Record set Block Start
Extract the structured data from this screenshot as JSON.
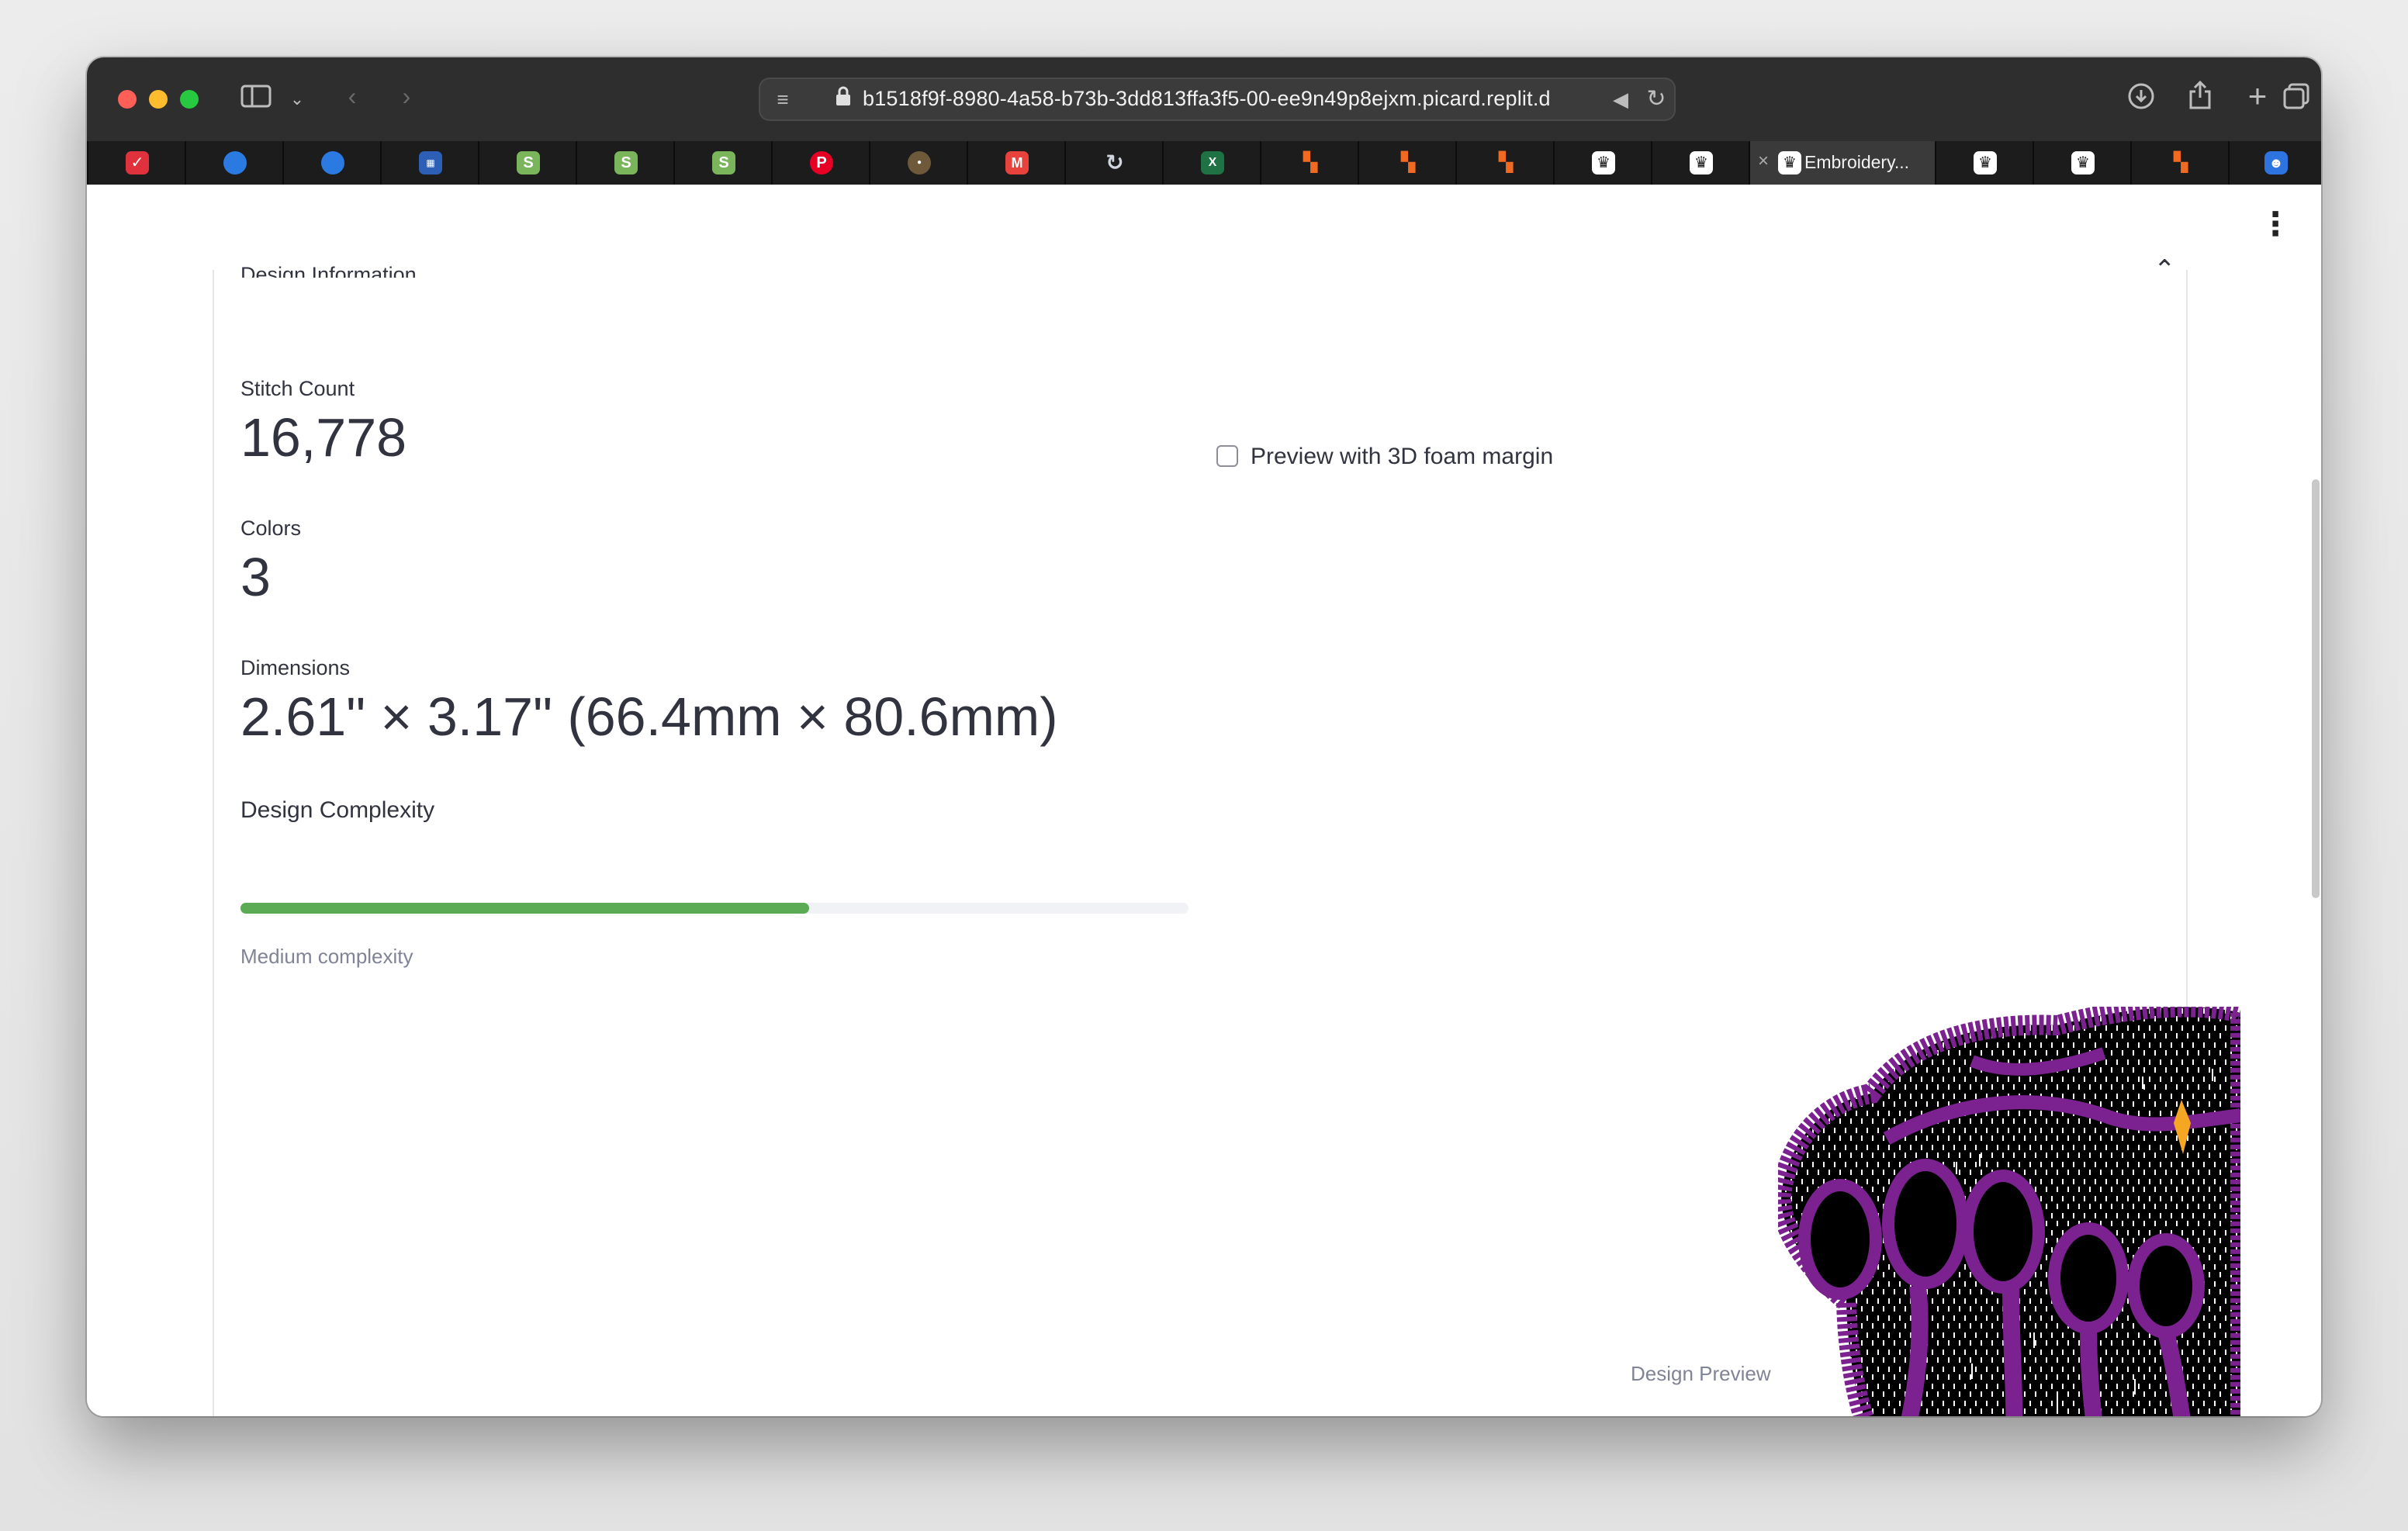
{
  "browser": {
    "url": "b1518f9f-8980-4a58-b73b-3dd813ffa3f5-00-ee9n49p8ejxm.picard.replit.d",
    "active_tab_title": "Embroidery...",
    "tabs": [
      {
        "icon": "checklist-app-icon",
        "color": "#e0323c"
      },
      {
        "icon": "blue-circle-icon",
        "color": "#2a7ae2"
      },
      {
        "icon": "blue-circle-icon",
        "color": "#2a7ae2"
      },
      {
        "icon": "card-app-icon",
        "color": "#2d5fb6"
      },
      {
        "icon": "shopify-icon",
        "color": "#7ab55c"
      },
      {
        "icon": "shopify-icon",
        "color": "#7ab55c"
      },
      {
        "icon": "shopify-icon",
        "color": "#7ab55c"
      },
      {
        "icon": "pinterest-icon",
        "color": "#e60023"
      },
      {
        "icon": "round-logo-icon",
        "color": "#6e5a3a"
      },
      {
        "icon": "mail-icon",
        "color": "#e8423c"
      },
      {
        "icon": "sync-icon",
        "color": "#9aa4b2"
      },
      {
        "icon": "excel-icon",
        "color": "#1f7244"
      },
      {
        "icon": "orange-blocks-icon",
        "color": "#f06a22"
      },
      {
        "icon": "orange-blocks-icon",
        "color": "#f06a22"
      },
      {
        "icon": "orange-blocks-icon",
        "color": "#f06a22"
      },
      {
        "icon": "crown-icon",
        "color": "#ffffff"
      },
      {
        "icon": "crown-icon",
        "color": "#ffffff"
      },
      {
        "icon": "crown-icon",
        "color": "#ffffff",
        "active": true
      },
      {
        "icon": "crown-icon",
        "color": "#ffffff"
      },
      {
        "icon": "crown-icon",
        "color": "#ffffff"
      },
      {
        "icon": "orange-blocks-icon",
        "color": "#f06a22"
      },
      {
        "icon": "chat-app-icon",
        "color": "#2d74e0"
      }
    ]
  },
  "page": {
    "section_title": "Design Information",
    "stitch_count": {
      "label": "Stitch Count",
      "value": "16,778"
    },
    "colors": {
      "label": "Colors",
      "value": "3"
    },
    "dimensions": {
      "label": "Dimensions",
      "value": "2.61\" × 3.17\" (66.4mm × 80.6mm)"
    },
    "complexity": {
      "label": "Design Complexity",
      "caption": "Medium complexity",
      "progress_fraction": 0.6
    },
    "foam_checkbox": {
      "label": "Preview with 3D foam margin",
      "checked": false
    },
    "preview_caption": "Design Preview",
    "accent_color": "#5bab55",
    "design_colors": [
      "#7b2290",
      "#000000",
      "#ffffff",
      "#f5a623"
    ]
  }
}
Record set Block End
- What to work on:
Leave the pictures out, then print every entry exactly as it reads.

- Task answer:
Extract the structured data from this screenshot as JSON.
{
  "browser": {
    "url": "b1518f9f-8980-4a58-b73b-3dd813ffa3f5-00-ee9n49p8ejxm.picard.replit.d",
    "active_tab_title": "Embroidery...",
    "tabs": [
      {
        "icon": "checklist-app-icon",
        "color": "#e0323c"
      },
      {
        "icon": "blue-circle-icon",
        "color": "#2a7ae2"
      },
      {
        "icon": "blue-circle-icon",
        "color": "#2a7ae2"
      },
      {
        "icon": "card-app-icon",
        "color": "#2d5fb6"
      },
      {
        "icon": "shopify-icon",
        "color": "#7ab55c"
      },
      {
        "icon": "shopify-icon",
        "color": "#7ab55c"
      },
      {
        "icon": "shopify-icon",
        "color": "#7ab55c"
      },
      {
        "icon": "pinterest-icon",
        "color": "#e60023"
      },
      {
        "icon": "round-logo-icon",
        "color": "#6e5a3a"
      },
      {
        "icon": "mail-icon",
        "color": "#e8423c"
      },
      {
        "icon": "sync-icon",
        "color": "#9aa4b2"
      },
      {
        "icon": "excel-icon",
        "color": "#1f7244"
      },
      {
        "icon": "orange-blocks-icon",
        "color": "#f06a22"
      },
      {
        "icon": "orange-blocks-icon",
        "color": "#f06a22"
      },
      {
        "icon": "orange-blocks-icon",
        "color": "#f06a22"
      },
      {
        "icon": "crown-icon",
        "color": "#ffffff"
      },
      {
        "icon": "crown-icon",
        "color": "#ffffff"
      },
      {
        "icon": "crown-icon",
        "color": "#ffffff",
        "active": true
      },
      {
        "icon": "crown-icon",
        "color": "#ffffff"
      },
      {
        "icon": "crown-icon",
        "color": "#ffffff"
      },
      {
        "icon": "orange-blocks-icon",
        "color": "#f06a22"
      },
      {
        "icon": "chat-app-icon",
        "color": "#2d74e0"
      }
    ]
  },
  "page": {
    "section_title": "Design Information",
    "stitch_count": {
      "label": "Stitch Count",
      "value": "16,778"
    },
    "colors": {
      "label": "Colors",
      "value": "3"
    },
    "dimensions": {
      "label": "Dimensions",
      "value": "2.61\" × 3.17\" (66.4mm × 80.6mm)"
    },
    "complexity": {
      "label": "Design Complexity",
      "caption": "Medium complexity",
      "progress_fraction": 0.6
    },
    "foam_checkbox": {
      "label": "Preview with 3D foam margin",
      "checked": false
    },
    "preview_caption": "Design Preview",
    "accent_color": "#5bab55",
    "design_colors": [
      "#7b2290",
      "#000000",
      "#ffffff",
      "#f5a623"
    ]
  }
}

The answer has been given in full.